What if I told you we were in danger of losing one of the most valuable gifts of his­tory?  . . . a priceless treasure beyond all wealth and imagination?  What if I told you that in many cases we already have?

Most people don’t know the Bible as it really is, even those of us who are per­sonally familiar with the Bible.  The Bible is a collection of the books of God.  In a sense, it’s the library of God.  Each book contains a unique set of teachings from and about God.  Most of us, however, only know the Bible as verses—a verse or a short set of verses that we’ve heard or memorized or are read­ing.  This switch from books to verses is not a small change.  In fact, it actu­ally redefines the Bible and has real poten­tial to hide and distort the word of God.  What message has God revealed to us through the book of Genesis?  What about Exodus?  What message does God give through the book of Ruth or Isaiah?  What primary truths are disclosed in the book of Mat­thew?  Mark?  Romans?  Revelation?  The extent to which we can’t answer these questions is the extent to which we have lost the books of God.
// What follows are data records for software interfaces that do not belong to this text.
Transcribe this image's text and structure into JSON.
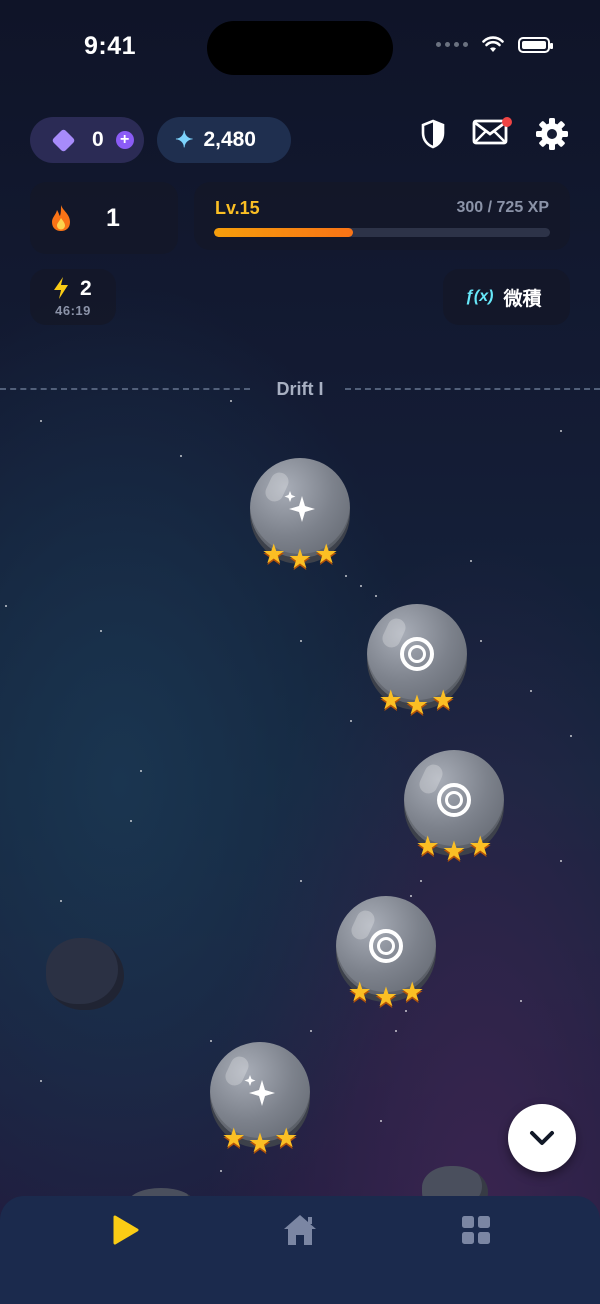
{
  "status_bar": {
    "time": "9:41"
  },
  "currency": {
    "gems": "0",
    "sparks": "2,480"
  },
  "streak": {
    "count": "1"
  },
  "level": {
    "label": "Lv.15",
    "xp": "300 / 725 XP",
    "progress": 0.414
  },
  "energy": {
    "count": "2",
    "timer": "46:19"
  },
  "course": {
    "icon_text": "ƒ(x)",
    "label": "微積"
  },
  "section": {
    "title": "Drift I"
  },
  "nodes": [
    {
      "icon": "sparkle-icon",
      "stars": 3
    },
    {
      "icon": "target-icon",
      "stars": 3
    },
    {
      "icon": "target-icon",
      "stars": 3
    },
    {
      "icon": "target-icon",
      "stars": 3
    },
    {
      "icon": "sparkle-icon",
      "stars": 3
    }
  ],
  "tabs": [
    {
      "name": "play",
      "icon": "play-icon",
      "active": true
    },
    {
      "name": "home",
      "icon": "home-icon",
      "active": false
    },
    {
      "name": "grid",
      "icon": "grid-icon",
      "active": false
    }
  ],
  "colors": {
    "accent": "#fbbf24",
    "progress": "#f59e0b",
    "background": "#141c35",
    "tabbar": "#1b2a4d"
  }
}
So is this true? Let’s take one book for example. What’s the main point of the book of Matthew? Is it important to know?